Maybe the most fitting conclusion for the four parties: they can all live with these election results. ‘I’m not ecstatic, but certainly also not unsatisfied with these results,’ says Max de Vries from UReka. ‘Sure, we lost a seat, but the competition increased from one party to three. We’re happy we’re still the biggest student party in the university council.’
Hidde Zijlstra from DAS is also not dissatisfied with the results. ‘Looking at all the crisis uncertainties involved, this campaign was extra tense and challenging. Still, the turnout was only about a percent less than last year, and we managed to again secure a stable amount of three seats. I think the crisis situation certainly hasn’t helped the new parties with their campaign. It may have bit them in the end.’
no employee elections
The elections for employee members of the university council didn’t take place this year. There were too few candidates who signed up, bringing the total number of employee council members starting in September to eight, compared to nine seats for students.
Genesis, the new party of ITC students Michael David and Paul Owukju didn’t get enough votes. ‘Still, we’re not disappointed,' says David. 'This was our first time, we tried our best with a primarily online campaign.
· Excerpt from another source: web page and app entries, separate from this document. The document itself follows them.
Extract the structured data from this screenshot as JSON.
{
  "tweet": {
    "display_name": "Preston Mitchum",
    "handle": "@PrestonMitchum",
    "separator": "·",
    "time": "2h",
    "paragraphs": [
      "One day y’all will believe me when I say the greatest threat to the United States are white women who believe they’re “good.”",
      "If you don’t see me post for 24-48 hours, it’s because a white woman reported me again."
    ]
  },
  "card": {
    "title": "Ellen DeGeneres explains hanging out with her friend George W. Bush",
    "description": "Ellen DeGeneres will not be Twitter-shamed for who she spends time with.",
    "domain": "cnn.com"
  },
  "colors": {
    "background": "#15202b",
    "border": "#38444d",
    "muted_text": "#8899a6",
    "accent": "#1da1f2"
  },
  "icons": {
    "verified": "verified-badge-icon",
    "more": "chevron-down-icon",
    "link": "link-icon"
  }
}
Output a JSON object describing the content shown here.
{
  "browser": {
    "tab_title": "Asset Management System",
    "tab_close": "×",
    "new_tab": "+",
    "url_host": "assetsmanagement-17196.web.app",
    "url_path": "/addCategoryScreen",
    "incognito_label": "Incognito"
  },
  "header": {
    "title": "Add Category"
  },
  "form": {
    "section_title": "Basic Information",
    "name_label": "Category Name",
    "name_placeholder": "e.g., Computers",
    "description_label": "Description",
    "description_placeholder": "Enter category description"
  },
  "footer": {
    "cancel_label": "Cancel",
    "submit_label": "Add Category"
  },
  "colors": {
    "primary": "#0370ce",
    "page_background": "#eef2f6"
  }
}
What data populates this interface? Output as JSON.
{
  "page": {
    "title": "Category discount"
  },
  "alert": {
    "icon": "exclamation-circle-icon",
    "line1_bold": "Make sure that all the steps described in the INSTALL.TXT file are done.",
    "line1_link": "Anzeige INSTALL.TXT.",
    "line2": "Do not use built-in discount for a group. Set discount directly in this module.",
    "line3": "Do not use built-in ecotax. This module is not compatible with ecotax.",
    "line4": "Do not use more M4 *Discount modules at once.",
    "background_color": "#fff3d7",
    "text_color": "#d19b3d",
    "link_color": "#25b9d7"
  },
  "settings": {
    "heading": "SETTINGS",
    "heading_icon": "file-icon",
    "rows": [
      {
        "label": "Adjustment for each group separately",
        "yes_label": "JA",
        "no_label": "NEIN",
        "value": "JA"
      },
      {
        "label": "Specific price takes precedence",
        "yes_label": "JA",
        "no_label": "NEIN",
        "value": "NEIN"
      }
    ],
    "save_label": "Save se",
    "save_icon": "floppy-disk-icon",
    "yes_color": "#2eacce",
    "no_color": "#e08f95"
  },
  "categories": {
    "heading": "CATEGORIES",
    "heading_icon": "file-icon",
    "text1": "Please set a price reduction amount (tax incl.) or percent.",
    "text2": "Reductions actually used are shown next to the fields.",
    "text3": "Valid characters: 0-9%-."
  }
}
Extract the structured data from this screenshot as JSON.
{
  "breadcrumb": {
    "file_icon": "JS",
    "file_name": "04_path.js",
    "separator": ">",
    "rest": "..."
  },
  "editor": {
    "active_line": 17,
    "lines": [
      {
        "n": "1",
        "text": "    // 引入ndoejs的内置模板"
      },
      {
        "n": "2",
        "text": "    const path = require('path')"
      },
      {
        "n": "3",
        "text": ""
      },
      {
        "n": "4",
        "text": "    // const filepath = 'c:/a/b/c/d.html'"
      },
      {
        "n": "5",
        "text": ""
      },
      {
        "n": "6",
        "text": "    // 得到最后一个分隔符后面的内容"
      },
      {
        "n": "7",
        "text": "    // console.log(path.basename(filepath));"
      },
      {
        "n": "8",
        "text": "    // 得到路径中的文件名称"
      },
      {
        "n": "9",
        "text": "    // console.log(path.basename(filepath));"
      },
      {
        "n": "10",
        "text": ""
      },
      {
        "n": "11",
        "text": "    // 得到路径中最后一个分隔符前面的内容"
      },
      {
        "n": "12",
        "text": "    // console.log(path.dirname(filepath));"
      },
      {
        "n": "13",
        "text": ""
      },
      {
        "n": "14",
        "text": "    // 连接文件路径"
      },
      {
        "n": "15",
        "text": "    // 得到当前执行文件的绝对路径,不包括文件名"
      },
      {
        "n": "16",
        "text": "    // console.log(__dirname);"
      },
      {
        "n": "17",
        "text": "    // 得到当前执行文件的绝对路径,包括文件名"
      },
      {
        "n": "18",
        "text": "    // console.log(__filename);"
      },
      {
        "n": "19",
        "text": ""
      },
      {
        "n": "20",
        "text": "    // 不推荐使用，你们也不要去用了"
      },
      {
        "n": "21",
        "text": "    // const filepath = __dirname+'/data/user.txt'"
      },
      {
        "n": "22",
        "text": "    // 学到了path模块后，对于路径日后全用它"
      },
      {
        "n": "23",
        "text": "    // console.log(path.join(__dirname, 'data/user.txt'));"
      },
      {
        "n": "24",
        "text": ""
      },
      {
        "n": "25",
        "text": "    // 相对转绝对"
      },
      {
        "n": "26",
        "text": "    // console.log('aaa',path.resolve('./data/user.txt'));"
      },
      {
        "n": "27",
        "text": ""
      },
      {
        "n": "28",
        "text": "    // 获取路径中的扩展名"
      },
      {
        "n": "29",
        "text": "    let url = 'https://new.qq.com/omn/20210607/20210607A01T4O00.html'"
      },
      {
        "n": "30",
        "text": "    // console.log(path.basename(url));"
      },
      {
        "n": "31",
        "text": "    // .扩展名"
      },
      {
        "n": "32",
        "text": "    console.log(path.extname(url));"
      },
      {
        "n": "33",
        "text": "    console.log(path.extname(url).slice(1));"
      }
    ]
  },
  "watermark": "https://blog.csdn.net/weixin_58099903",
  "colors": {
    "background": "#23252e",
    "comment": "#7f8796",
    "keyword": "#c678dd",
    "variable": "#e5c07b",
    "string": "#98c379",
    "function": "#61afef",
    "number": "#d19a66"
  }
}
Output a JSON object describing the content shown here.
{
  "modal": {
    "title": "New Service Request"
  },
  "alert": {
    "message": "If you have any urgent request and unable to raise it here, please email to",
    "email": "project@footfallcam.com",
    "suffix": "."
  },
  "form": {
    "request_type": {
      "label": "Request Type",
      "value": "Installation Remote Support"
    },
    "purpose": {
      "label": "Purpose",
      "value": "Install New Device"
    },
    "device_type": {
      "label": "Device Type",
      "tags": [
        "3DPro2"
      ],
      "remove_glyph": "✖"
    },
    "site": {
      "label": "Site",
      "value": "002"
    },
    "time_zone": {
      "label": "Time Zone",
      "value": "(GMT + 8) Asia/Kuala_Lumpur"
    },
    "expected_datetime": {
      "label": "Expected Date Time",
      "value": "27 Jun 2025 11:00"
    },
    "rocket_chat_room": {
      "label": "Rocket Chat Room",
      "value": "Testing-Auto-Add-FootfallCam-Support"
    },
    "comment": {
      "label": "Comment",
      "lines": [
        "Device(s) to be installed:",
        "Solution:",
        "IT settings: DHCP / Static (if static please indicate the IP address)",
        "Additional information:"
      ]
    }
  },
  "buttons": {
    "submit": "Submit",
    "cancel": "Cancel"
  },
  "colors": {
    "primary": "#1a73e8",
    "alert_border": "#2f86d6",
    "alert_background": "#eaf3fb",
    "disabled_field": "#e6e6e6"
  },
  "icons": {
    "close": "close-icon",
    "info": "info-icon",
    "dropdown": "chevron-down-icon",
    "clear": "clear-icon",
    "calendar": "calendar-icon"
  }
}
We will try again next year.’
The other new party, uTOP, did manage to secure a seat. ‘Considering the time we were able to spend on this and being a new party, we’re happy with the results,’ says Jorg Wellink. ‘I can’t wait to make our voice heard, starting in September.’